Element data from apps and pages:
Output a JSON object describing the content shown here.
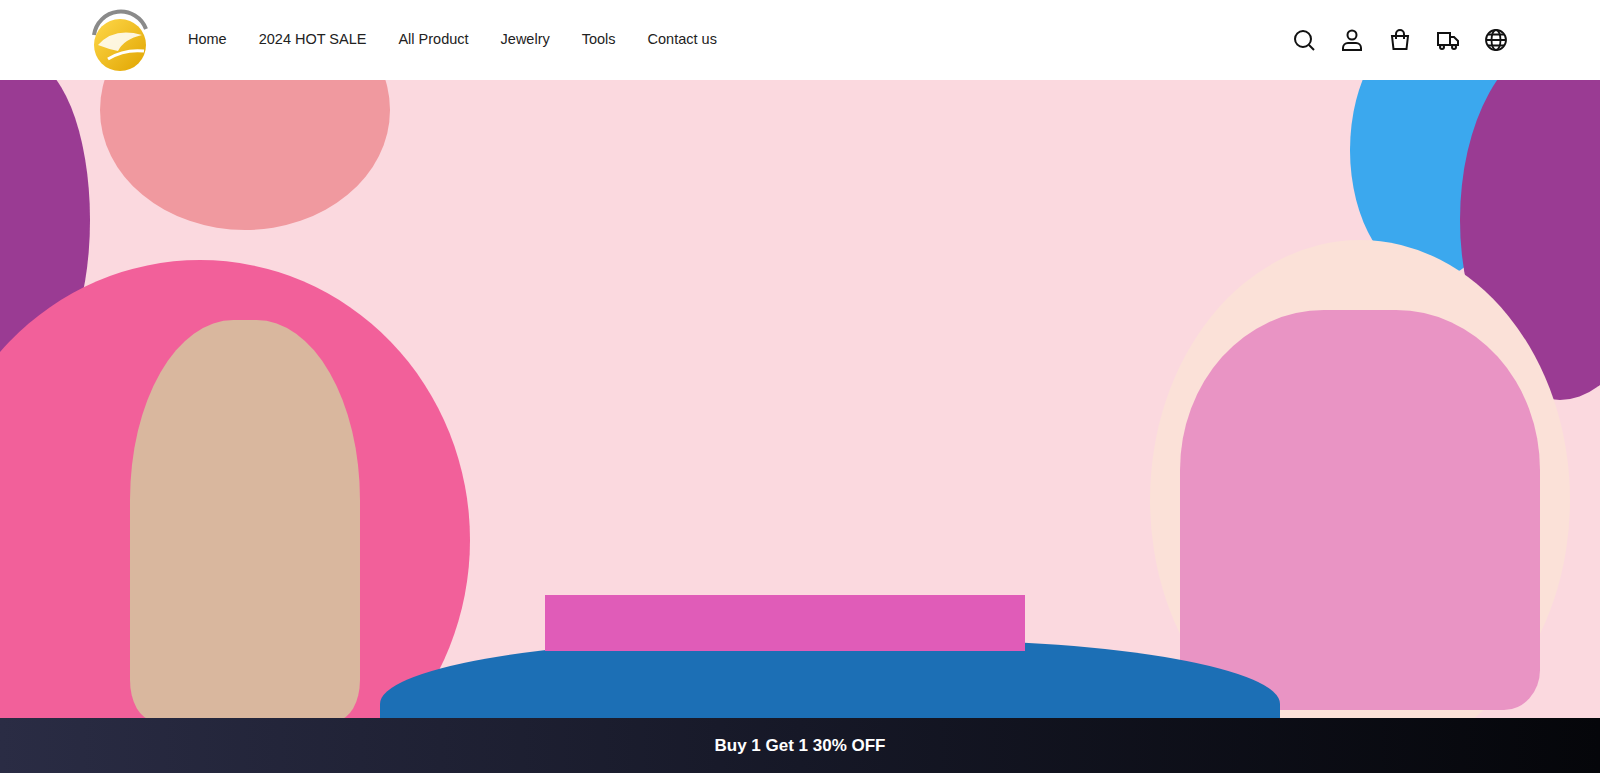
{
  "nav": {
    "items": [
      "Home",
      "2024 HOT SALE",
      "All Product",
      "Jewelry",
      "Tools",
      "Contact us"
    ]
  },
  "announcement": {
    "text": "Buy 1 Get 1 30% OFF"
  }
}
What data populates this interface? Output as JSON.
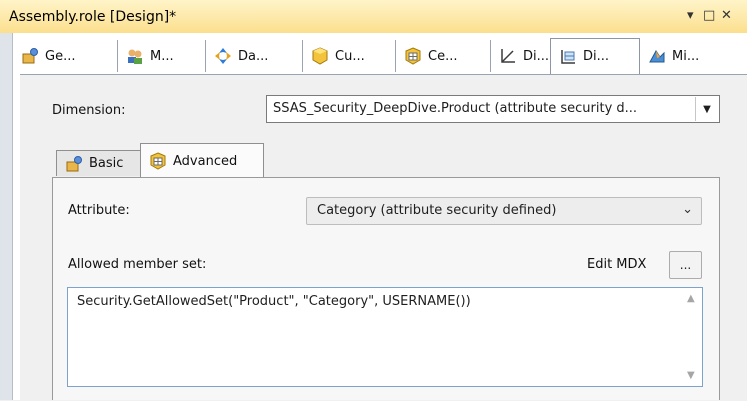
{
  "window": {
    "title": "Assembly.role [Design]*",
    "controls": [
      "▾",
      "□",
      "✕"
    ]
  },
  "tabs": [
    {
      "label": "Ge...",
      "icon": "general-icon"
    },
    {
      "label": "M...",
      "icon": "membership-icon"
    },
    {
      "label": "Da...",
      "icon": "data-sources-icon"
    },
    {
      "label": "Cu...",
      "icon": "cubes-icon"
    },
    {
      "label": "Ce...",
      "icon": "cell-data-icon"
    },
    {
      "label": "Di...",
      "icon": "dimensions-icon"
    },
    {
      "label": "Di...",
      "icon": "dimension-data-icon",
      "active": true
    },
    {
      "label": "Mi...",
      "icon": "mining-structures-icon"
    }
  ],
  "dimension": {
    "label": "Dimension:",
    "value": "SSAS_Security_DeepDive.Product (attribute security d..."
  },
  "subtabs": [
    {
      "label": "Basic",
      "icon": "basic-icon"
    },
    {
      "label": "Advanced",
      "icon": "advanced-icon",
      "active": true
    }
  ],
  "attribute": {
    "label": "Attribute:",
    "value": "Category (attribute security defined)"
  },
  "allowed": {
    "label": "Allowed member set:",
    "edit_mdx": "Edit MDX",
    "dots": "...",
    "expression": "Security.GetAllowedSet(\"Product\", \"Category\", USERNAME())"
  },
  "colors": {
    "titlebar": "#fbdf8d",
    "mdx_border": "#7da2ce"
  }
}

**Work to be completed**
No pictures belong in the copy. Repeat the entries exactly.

**Expected output**
Output a JSON object describing the content shown here.
{
  "nav": {
    "items": [
      "Home",
      "2024 HOT SALE",
      "All Product",
      "Jewelry",
      "Tools",
      "Contact us"
    ]
  },
  "announcement": {
    "text": "Buy 1 Get 1 30% OFF"
  }
}
What data populates this interface? Output as JSON.
{
  "window": {
    "title": "Assembly.role [Design]*",
    "controls": [
      "▾",
      "□",
      "✕"
    ]
  },
  "tabs": [
    {
      "label": "Ge...",
      "icon": "general-icon"
    },
    {
      "label": "M...",
      "icon": "membership-icon"
    },
    {
      "label": "Da...",
      "icon": "data-sources-icon"
    },
    {
      "label": "Cu...",
      "icon": "cubes-icon"
    },
    {
      "label": "Ce...",
      "icon": "cell-data-icon"
    },
    {
      "label": "Di...",
      "icon": "dimensions-icon"
    },
    {
      "label": "Di...",
      "icon": "dimension-data-icon",
      "active": true
    },
    {
      "label": "Mi...",
      "icon": "mining-structures-icon"
    }
  ],
  "dimension": {
    "label": "Dimension:",
    "value": "SSAS_Security_DeepDive.Product (attribute security d..."
  },
  "subtabs": [
    {
      "label": "Basic",
      "icon": "basic-icon"
    },
    {
      "label": "Advanced",
      "icon": "advanced-icon",
      "active": true
    }
  ],
  "attribute": {
    "label": "Attribute:",
    "value": "Category (attribute security defined)"
  },
  "allowed": {
    "label": "Allowed member set:",
    "edit_mdx": "Edit MDX",
    "dots": "...",
    "expression": "Security.GetAllowedSet(\"Product\", \"Category\", USERNAME())"
  },
  "colors": {
    "titlebar": "#fbdf8d",
    "mdx_border": "#7da2ce"
  }
}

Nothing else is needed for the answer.